WORK REQUIRED: All entries should be output exactly as they stand.

RECORDS SHOWN:

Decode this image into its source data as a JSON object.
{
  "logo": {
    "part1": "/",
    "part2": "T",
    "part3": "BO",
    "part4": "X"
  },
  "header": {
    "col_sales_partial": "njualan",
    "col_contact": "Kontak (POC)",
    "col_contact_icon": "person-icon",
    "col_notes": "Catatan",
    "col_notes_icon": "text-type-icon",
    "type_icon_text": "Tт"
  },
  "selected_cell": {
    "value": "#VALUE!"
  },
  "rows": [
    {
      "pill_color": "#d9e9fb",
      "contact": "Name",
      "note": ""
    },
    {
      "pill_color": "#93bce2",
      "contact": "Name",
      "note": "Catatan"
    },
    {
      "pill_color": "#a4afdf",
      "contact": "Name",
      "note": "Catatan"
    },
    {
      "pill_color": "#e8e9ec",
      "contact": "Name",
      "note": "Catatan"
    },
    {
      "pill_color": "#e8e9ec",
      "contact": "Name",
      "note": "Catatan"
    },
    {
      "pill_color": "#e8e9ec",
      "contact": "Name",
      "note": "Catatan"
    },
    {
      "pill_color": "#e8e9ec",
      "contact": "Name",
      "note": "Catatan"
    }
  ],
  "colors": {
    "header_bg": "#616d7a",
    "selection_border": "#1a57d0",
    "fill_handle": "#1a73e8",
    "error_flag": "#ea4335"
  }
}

OUTPUT BELOW:
Decode this image into its source data as a JSON object.
{
  "logo": {
    "part1": "/",
    "part2": "T",
    "part3": "BO",
    "part4": "X"
  },
  "header": {
    "col_sales_partial": "njualan",
    "col_contact": "Kontak (POC)",
    "col_contact_icon": "person-icon",
    "col_notes": "Catatan",
    "col_notes_icon": "text-type-icon",
    "type_icon_text": "Tт"
  },
  "selected_cell": {
    "value": "#VALUE!"
  },
  "rows": [
    {
      "pill_color": "#d9e9fb",
      "contact": "Name",
      "note": ""
    },
    {
      "pill_color": "#93bce2",
      "contact": "Name",
      "note": "Catatan"
    },
    {
      "pill_color": "#a4afdf",
      "contact": "Name",
      "note": "Catatan"
    },
    {
      "pill_color": "#e8e9ec",
      "contact": "Name",
      "note": "Catatan"
    },
    {
      "pill_color": "#e8e9ec",
      "contact": "Name",
      "note": "Catatan"
    },
    {
      "pill_color": "#e8e9ec",
      "contact": "Name",
      "note": "Catatan"
    },
    {
      "pill_color": "#e8e9ec",
      "contact": "Name",
      "note": "Catatan"
    }
  ],
  "colors": {
    "header_bg": "#616d7a",
    "selection_border": "#1a57d0",
    "fill_handle": "#1a73e8",
    "error_flag": "#ea4335"
  }
}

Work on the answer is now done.